Beat 125g soft butter with 125mls olive oil, 200g caster sugar and, gradually, 4 eggs. Add 300g gluten free self-raising flour, 3 good sized organic carrots, a handful each of walnuts and raisins; the zest and juice of an orange and whatever spices you’re in the mood for (cinnamon, nutmeg and ginger is good).
Combine and bake in a greased 20x30cm tin at 180C for 45 mins.
Cool and top with a mixture of 200g cream cheese, 200g icing sugar and the zest of half a lemon.
Ideally you should serve this carrot cake up with a mug of tea in a warm house when it’s gloomy and raining outside. On this particular occasion the forecast drizzle was absent and we were forced to pretend. The mug of tea, however, is not really optional.
*please note that this is a retox recipe and is not intended for anyone undergoing nutritional therapy with me!
My Favourite Knife
My favourite kitchen knife, the only one I find makes quick work of every item in the vegbox except pumpkins, is a source of much contention in our house. It is also the knife-of-choice for the rest of my family whether for chopping vegetables, spearing through vacuum packed meat or spreading butter… It then gets lost, concealed behind the chopping board, tucked under a pile of dirty dishes, or hanging out with bubble-covered cutlery on the draining board. Preparing an evening meal is always preceded with hunt My Favourite Knife (herewith referred to as MFK).
My magnetic Ikea knife rack holds the following:
One brutal looking Japanese Santoku knife with a (long-ago lost) lifetime guarantee and a blade that stubbornly resists sharpening. It only comes into its own performing rather ladylike jobs such as chopping leafy herbs and bars of chocolate, although not necessarily at the same time.
One snazzy looking, bright red Kitchen Craft parer that was a present from my lovely mother in law. It likes making quick work of fruit and is quite photogenic. I think of it as the 80s yuppy of the gang.
Three Kitchen Devil knives from a set that we’ve had for-like-ever, and which none of us really likes. Except maybe the bread knife, which is underused and therefore feels a bit sorry for itself.

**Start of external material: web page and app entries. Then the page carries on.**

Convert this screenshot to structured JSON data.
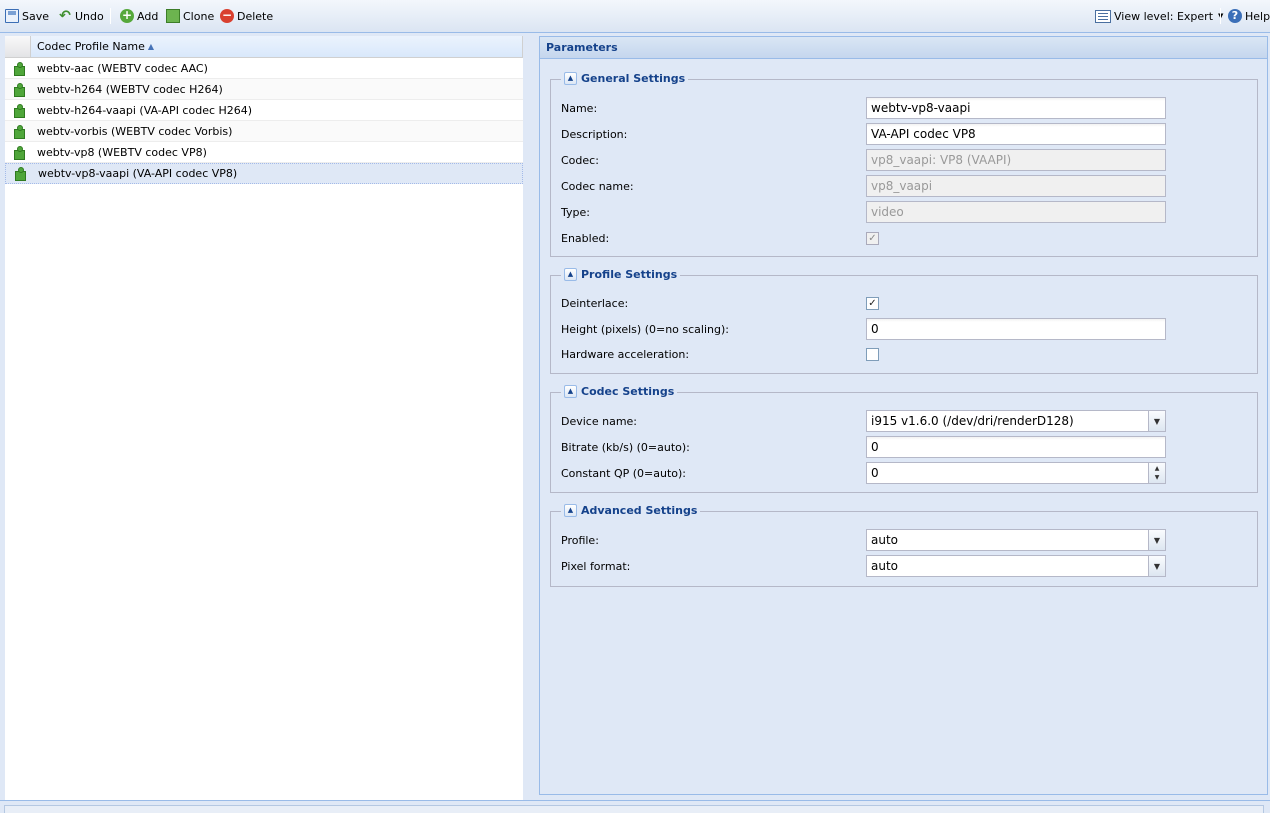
{
  "toolbar": {
    "save": "Save",
    "undo": "Undo",
    "add": "Add",
    "clone": "Clone",
    "delete": "Delete",
    "view_level": "View level: Expert",
    "help": "Help"
  },
  "grid": {
    "column_header": "Codec Profile Name",
    "rows": [
      "webtv-aac (WEBTV codec AAC)",
      "webtv-h264 (WEBTV codec H264)",
      "webtv-h264-vaapi (VA-API codec H264)",
      "webtv-vorbis (WEBTV codec Vorbis)",
      "webtv-vp8 (WEBTV codec VP8)",
      "webtv-vp8-vaapi (VA-API codec VP8)"
    ],
    "selected_index": 5
  },
  "panel": {
    "title": "Parameters",
    "general": {
      "legend": "General Settings",
      "name_label": "Name:",
      "name_value": "webtv-vp8-vaapi",
      "description_label": "Description:",
      "description_value": "VA-API codec VP8",
      "codec_label": "Codec:",
      "codec_value": "vp8_vaapi: VP8 (VAAPI)",
      "codec_name_label": "Codec name:",
      "codec_name_value": "vp8_vaapi",
      "type_label": "Type:",
      "type_value": "video",
      "enabled_label": "Enabled:",
      "enabled_checked": true
    },
    "profile": {
      "legend": "Profile Settings",
      "deinterlace_label": "Deinterlace:",
      "deinterlace_checked": true,
      "height_label": "Height (pixels) (0=no scaling):",
      "height_value": "0",
      "hwaccel_label": "Hardware acceleration:",
      "hwaccel_checked": false
    },
    "codec": {
      "legend": "Codec Settings",
      "device_label": "Device name:",
      "device_value": "i915 v1.6.0 (/dev/dri/renderD128)",
      "bitrate_label": "Bitrate (kb/s) (0=auto):",
      "bitrate_value": "0",
      "qp_label": "Constant QP (0=auto):",
      "qp_value": "0"
    },
    "advanced": {
      "legend": "Advanced Settings",
      "profile_label": "Profile:",
      "profile_value": "auto",
      "pixfmt_label": "Pixel format:",
      "pixfmt_value": "auto"
    }
  }
}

There are also two pairs of scissors, honorary knives in that they sometimes get employed to chop meat (I don’t like raw meat on my chopping board), green beans or chives.
You might expect that MFK is either an expensive bit of designer gadget kit from a specialist shop, precision weighted and with a blade crafted from high quality metals or, more prosaically, a much loved heirloom piece with a well worn wooden handle and oft sharpened-on-a-whetstone blade. But no. The serrated blade is branded with a middle-class supermarket stamp and the plastic handle barely survived an over enthusiastic chewing from a rescue puppy, a couple of years ago (to this day we don’t know how she didn’t cut herself). My builder friend heroically sanded the worst of the damage down for me, but the teeth marks still give it the dejected air of a half masticated blackjack. MFK is by no means a thing of beauty. And yet..
For over fifteen years it has happily diced onions, sliced tomatoes and peeled off garlic skins; it marks out still-warm flapjack squares with as much ease as cleanly slicing through a creamy layer cake and it makes light work of removing peppers from plants without damage or cutting bread rolls in half without making a mountain of crumbs. MFK is a faithful old friend and I wouldn’t be without it. If I could only find it…